# EXERCISE DATA
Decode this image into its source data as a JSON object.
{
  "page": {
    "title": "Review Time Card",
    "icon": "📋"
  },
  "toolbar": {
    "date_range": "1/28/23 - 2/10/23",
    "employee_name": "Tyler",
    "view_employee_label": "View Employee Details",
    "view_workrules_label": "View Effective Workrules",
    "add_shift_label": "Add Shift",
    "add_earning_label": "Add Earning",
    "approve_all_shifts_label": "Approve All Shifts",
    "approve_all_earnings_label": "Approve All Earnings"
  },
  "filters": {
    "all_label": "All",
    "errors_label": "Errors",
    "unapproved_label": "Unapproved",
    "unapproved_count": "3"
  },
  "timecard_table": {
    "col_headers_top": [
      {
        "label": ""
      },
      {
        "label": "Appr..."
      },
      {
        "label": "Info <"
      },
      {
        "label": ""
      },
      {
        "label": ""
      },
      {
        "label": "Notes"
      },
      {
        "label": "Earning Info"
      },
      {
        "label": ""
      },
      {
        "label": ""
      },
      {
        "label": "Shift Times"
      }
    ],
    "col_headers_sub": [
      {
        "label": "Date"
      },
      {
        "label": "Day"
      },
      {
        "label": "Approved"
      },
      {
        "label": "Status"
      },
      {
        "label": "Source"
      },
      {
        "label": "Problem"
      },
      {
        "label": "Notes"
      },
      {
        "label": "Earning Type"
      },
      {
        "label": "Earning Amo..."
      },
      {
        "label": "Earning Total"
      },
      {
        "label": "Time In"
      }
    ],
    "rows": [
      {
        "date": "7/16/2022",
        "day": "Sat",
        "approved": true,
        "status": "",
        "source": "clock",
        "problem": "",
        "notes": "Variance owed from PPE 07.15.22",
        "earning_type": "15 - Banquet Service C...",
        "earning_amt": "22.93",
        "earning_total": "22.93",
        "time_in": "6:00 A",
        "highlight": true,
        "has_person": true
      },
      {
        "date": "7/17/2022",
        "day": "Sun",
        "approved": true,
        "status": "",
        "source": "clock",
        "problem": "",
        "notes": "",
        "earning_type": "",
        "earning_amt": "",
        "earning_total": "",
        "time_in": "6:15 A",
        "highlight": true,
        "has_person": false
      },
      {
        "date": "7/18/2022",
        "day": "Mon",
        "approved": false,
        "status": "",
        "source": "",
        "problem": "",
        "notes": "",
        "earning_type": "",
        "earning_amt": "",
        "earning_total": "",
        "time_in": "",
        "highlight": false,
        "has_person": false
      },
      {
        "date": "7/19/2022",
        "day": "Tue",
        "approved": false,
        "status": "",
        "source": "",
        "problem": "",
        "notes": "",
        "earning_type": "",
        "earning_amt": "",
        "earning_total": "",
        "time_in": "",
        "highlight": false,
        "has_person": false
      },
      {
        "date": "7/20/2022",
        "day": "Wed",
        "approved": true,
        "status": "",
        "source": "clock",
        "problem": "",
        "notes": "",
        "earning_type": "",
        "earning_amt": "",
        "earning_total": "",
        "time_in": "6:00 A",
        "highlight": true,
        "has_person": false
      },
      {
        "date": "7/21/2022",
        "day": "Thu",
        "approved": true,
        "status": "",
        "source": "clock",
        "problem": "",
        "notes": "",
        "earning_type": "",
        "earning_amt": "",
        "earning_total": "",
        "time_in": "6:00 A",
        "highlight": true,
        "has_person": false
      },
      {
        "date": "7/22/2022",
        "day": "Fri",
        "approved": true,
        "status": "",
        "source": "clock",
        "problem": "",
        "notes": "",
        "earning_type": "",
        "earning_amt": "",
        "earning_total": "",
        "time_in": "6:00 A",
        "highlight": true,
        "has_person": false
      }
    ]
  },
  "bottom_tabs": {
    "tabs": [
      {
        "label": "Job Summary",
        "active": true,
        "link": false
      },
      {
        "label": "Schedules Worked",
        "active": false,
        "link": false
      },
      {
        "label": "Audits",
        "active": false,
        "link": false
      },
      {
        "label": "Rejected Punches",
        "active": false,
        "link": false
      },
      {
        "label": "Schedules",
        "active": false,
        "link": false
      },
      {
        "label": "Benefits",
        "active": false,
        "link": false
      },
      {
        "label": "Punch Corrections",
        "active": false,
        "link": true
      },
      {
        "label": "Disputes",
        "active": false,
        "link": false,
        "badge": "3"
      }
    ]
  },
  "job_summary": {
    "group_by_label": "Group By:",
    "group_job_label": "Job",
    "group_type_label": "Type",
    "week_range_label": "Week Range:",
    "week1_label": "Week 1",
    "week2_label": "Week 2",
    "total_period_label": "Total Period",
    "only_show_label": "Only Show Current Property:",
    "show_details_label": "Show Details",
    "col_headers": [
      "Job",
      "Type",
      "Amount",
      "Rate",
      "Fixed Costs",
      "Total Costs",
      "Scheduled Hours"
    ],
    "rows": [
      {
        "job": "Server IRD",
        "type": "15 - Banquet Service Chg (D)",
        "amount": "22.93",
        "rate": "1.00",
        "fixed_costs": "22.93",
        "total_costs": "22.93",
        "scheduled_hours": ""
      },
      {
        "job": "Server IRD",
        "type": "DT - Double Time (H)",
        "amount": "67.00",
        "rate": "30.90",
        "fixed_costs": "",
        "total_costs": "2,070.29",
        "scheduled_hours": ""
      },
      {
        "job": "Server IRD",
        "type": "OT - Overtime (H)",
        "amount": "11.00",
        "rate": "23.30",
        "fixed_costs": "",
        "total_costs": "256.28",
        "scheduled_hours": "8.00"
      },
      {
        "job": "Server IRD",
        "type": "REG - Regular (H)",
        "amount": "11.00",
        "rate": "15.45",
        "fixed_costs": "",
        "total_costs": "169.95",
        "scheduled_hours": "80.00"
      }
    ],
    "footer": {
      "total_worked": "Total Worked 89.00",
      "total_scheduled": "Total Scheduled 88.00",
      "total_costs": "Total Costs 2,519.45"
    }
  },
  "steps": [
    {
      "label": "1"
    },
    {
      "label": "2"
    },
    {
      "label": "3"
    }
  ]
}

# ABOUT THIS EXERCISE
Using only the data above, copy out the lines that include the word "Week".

# RESULT FOR THIS EXERCISE
    "week_range_label": "Week Range:",
    "week1_label": "Week 1",
    "week2_label": "Week 2",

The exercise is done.